### [TASK DIRECTIONS]
Should a line in the entries below contain "Fifth", return that line.

[Data records]
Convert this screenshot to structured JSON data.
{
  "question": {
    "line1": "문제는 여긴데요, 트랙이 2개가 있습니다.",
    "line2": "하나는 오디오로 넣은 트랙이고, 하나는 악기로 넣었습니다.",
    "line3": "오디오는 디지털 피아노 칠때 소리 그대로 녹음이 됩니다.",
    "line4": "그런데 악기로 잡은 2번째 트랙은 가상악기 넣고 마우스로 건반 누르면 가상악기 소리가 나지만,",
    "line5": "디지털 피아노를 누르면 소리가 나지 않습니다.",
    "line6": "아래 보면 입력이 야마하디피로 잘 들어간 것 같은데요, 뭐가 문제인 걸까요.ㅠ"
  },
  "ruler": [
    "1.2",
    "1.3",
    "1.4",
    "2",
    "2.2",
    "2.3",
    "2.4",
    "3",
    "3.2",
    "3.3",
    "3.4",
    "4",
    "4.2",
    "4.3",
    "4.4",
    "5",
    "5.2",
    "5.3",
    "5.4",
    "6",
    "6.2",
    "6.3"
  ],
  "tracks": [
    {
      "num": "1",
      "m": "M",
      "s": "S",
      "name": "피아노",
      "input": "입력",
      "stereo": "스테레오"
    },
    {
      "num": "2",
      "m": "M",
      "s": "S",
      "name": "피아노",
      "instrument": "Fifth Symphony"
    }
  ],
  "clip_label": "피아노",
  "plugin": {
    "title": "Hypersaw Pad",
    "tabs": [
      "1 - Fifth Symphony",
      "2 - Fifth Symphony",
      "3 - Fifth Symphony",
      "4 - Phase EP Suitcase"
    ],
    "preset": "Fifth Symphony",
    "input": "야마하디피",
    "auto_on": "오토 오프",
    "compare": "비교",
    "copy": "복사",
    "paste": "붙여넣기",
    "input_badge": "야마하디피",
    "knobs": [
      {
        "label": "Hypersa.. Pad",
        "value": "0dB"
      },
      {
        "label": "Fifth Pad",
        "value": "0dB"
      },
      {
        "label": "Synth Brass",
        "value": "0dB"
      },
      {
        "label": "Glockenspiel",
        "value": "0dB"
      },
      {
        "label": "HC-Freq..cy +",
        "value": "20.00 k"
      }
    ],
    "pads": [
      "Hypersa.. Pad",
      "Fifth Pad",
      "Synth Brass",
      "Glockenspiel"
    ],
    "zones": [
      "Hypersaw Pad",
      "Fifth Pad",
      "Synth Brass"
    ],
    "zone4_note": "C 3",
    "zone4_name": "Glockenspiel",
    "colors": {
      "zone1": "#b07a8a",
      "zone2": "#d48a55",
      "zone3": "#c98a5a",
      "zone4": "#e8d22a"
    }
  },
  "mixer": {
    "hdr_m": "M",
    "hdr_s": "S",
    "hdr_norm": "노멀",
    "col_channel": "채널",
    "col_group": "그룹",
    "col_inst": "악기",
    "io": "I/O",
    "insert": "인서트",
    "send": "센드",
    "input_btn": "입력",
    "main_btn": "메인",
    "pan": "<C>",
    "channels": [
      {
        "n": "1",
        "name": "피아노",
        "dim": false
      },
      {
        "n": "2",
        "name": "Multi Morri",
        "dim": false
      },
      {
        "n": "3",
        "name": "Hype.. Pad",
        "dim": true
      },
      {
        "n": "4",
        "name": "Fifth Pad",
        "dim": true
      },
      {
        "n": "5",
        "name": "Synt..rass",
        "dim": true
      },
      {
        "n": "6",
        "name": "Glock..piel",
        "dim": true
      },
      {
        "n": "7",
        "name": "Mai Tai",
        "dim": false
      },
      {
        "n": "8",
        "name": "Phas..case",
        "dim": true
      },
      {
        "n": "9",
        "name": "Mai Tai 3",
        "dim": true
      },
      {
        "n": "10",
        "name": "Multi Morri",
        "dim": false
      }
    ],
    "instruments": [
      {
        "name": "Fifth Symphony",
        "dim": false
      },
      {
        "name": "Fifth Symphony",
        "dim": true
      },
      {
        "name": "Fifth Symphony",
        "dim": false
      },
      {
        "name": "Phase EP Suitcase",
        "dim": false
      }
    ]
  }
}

### [TASK RESULT]
      "instrument": "Fifth Symphony"
      "1 - Fifth Symphony",
      "2 - Fifth Symphony",
      "3 - Fifth Symphony",
    "preset": "Fifth Symphony",
        "label": "Fifth Pad",
      "Fifth Pad",
      "Fifth Pad",
        "name": "Fifth Pad",
        "name": "Fifth Symphony",
        "name": "Fifth Symphony",
        "name": "Fifth Symphony",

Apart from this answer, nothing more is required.